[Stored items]

%%

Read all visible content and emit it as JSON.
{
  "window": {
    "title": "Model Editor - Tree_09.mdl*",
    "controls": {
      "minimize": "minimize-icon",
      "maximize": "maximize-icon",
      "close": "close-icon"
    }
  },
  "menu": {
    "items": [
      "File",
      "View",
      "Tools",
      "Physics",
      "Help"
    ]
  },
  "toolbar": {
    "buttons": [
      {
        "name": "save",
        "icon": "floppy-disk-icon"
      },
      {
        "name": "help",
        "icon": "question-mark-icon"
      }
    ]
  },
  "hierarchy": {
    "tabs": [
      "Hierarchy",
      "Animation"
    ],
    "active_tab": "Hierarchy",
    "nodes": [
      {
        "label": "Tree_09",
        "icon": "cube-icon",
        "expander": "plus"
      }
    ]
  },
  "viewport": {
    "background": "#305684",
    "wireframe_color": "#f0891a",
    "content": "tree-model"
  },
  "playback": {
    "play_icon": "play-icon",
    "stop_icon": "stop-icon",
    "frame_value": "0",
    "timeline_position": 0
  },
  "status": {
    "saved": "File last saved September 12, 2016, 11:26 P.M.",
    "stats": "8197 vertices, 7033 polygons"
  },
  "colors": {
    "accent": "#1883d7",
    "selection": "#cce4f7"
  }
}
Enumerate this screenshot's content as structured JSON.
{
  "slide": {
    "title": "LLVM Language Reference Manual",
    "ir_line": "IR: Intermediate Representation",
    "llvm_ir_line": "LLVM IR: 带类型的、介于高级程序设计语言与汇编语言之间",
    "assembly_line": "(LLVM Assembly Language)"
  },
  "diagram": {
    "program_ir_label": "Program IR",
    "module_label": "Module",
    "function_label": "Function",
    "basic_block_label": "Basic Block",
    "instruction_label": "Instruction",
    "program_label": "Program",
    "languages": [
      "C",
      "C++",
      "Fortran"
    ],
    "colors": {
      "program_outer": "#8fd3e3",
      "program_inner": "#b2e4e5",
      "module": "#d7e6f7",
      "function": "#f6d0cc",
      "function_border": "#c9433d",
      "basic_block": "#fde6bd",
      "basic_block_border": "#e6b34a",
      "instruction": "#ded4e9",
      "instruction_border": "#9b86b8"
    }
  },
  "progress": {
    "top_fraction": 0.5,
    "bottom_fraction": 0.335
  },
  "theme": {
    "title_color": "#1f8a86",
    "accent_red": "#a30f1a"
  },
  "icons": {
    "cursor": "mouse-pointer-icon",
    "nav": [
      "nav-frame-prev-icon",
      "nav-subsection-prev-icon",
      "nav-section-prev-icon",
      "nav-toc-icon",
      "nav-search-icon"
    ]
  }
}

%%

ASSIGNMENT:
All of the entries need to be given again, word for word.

TASK OUTPUT:
Read all visible content and emit it as JSON.
{
  "window": {
    "title": "Model Editor - Tree_09.mdl*",
    "controls": {
      "minimize": "minimize-icon",
      "maximize": "maximize-icon",
      "close": "close-icon"
    }
  },
  "menu": {
    "items": [
      "File",
      "View",
      "Tools",
      "Physics",
      "Help"
    ]
  },
  "toolbar": {
    "buttons": [
      {
        "name": "save",
        "icon": "floppy-disk-icon"
      },
      {
        "name": "help",
        "icon": "question-mark-icon"
      }
    ]
  },
  "hierarchy": {
    "tabs": [
      "Hierarchy",
      "Animation"
    ],
    "active_tab": "Hierarchy",
    "nodes": [
      {
        "label": "Tree_09",
        "icon": "cube-icon",
        "expander": "plus"
      }
    ]
  },
  "viewport": {
    "background": "#305684",
    "wireframe_color": "#f0891a",
    "content": "tree-model"
  },
  "playback": {
    "play_icon": "play-icon",
    "stop_icon": "stop-icon",
    "frame_value": "0",
    "timeline_position": 0
  },
  "status": {
    "saved": "File last saved September 12, 2016, 11:26 P.M.",
    "stats": "8197 vertices, 7033 polygons"
  },
  "colors": {
    "accent": "#1883d7",
    "selection": "#cce4f7"
  }
}
Enumerate this screenshot's content as structured JSON.
{
  "slide": {
    "title": "LLVM Language Reference Manual",
    "ir_line": "IR: Intermediate Representation",
    "llvm_ir_line": "LLVM IR: 带类型的、介于高级程序设计语言与汇编语言之间",
    "assembly_line": "(LLVM Assembly Language)"
  },
  "diagram": {
    "program_ir_label": "Program IR",
    "module_label": "Module",
    "function_label": "Function",
    "basic_block_label": "Basic Block",
    "instruction_label": "Instruction",
    "program_label": "Program",
    "languages": [
      "C",
      "C++",
      "Fortran"
    ],
    "colors": {
      "program_outer": "#8fd3e3",
      "program_inner": "#b2e4e5",
      "module": "#d7e6f7",
      "function": "#f6d0cc",
      "function_border": "#c9433d",
      "basic_block": "#fde6bd",
      "basic_block_border": "#e6b34a",
      "instruction": "#ded4e9",
      "instruction_border": "#9b86b8"
    }
  },
  "progress": {
    "top_fraction": 0.5,
    "bottom_fraction": 0.335
  },
  "theme": {
    "title_color": "#1f8a86",
    "accent_red": "#a30f1a"
  },
  "icons": {
    "cursor": "mouse-pointer-icon",
    "nav": [
      "nav-frame-prev-icon",
      "nav-subsection-prev-icon",
      "nav-section-prev-icon",
      "nav-toc-icon",
      "nav-search-icon"
    ]
  }
}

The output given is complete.